**Data to process**
-*-*-

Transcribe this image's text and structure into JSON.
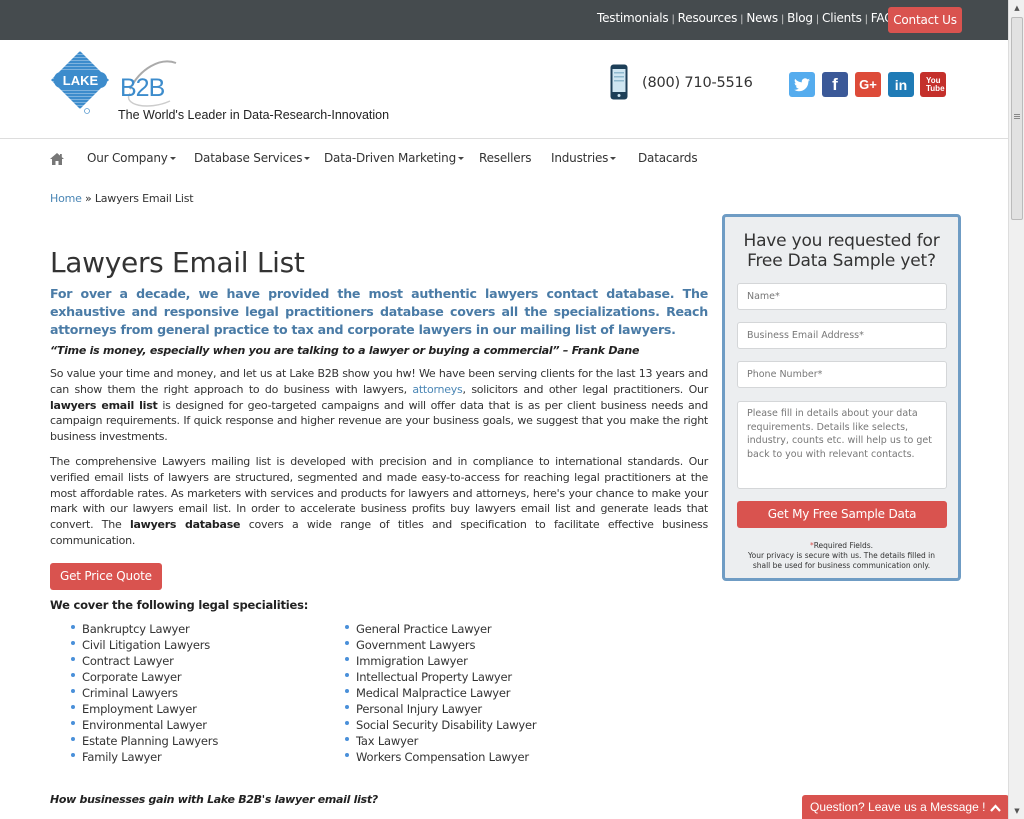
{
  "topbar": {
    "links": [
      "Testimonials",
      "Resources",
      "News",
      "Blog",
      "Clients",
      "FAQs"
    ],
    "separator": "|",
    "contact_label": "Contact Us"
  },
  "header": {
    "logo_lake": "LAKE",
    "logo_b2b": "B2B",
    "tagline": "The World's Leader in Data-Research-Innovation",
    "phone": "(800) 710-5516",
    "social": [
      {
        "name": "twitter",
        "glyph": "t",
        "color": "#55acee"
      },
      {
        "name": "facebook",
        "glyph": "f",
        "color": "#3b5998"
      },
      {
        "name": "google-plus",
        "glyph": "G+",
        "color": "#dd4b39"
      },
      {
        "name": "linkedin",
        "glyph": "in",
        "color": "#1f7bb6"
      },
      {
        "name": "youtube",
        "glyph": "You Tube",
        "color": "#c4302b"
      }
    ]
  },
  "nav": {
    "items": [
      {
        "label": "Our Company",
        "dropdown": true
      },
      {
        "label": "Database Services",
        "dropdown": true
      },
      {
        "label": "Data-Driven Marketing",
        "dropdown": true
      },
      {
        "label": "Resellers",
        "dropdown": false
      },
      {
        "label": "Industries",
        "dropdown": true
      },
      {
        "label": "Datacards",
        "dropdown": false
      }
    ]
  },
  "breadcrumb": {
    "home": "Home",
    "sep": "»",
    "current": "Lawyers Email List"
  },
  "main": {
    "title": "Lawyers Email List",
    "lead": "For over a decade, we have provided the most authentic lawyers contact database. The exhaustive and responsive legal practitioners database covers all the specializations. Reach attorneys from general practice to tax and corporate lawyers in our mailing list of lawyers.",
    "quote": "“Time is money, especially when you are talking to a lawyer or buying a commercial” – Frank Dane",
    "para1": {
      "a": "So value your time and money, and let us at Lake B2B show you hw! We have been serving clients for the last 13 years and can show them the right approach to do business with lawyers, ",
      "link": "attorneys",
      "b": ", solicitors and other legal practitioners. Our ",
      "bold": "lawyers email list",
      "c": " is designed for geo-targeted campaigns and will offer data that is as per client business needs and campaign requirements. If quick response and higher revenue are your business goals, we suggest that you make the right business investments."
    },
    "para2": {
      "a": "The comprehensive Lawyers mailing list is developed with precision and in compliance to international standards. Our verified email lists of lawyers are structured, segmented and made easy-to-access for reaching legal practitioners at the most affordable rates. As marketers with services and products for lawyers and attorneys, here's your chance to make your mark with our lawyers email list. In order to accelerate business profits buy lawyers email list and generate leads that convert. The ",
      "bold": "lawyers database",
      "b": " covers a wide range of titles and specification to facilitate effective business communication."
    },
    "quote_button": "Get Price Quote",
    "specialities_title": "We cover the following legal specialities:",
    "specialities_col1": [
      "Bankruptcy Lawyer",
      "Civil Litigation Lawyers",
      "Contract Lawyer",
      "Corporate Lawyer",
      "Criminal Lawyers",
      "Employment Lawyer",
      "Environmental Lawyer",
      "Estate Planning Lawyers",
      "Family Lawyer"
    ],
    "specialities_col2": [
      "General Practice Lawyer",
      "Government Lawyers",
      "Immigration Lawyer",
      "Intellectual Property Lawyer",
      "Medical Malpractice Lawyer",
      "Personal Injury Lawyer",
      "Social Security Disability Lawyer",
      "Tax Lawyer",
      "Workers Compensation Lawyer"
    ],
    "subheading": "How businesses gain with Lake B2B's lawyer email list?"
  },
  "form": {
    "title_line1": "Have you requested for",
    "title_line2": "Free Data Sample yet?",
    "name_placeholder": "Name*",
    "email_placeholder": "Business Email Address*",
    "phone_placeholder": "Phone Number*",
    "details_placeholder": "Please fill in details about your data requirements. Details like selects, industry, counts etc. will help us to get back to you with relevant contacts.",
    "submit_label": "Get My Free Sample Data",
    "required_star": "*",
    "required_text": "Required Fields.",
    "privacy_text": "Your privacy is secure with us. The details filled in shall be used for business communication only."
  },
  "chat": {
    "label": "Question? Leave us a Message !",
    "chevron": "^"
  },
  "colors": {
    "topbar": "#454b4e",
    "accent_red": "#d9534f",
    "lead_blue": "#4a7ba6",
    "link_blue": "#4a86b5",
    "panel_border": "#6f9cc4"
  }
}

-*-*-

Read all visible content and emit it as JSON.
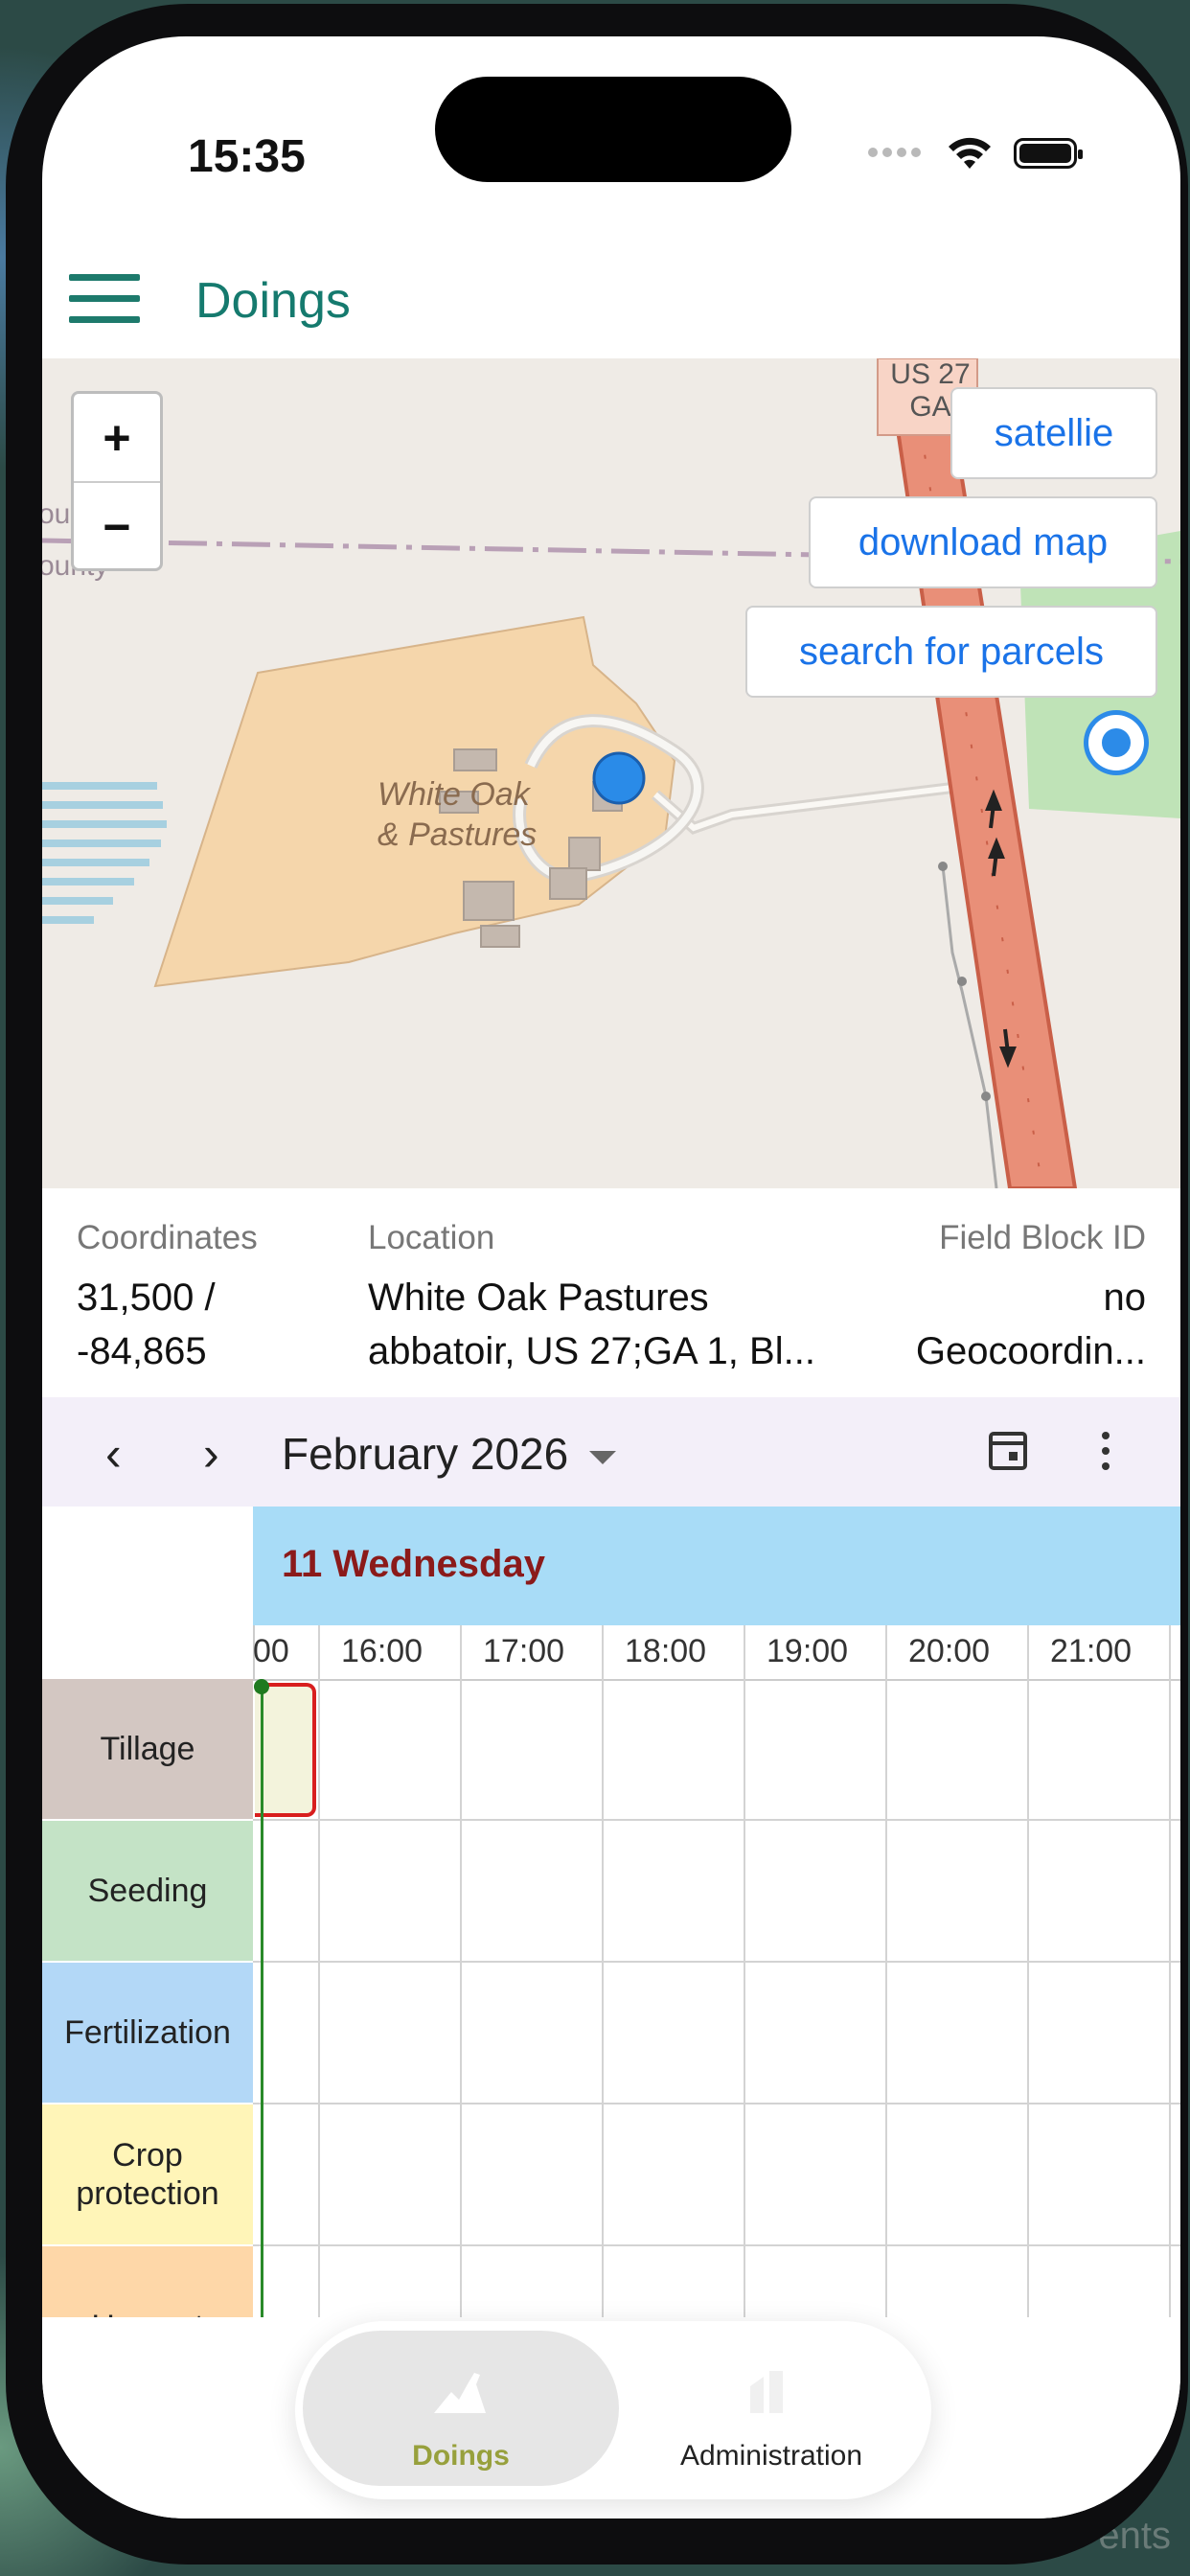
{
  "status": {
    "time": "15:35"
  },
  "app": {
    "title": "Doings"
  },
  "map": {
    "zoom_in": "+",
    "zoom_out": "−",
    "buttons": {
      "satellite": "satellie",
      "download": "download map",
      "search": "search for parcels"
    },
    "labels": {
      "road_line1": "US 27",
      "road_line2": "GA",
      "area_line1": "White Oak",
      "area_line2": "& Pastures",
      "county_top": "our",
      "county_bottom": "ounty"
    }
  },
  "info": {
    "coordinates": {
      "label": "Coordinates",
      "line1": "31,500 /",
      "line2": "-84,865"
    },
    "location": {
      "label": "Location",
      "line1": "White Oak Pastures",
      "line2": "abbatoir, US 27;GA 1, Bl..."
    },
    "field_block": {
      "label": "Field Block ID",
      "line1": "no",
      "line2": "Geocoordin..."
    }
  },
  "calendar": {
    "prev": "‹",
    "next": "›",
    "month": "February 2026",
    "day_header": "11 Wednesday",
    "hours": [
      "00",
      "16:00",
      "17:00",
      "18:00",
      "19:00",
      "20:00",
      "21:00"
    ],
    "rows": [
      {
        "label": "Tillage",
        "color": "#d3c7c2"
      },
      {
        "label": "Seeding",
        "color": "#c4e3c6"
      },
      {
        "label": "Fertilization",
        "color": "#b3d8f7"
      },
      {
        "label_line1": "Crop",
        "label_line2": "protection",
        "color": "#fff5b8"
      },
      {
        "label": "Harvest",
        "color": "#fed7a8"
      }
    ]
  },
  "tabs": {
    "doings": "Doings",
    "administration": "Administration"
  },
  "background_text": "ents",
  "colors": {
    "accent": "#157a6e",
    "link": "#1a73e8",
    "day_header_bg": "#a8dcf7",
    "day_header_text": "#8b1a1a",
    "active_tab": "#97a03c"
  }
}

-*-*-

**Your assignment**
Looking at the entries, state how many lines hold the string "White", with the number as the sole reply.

**Written answer**
2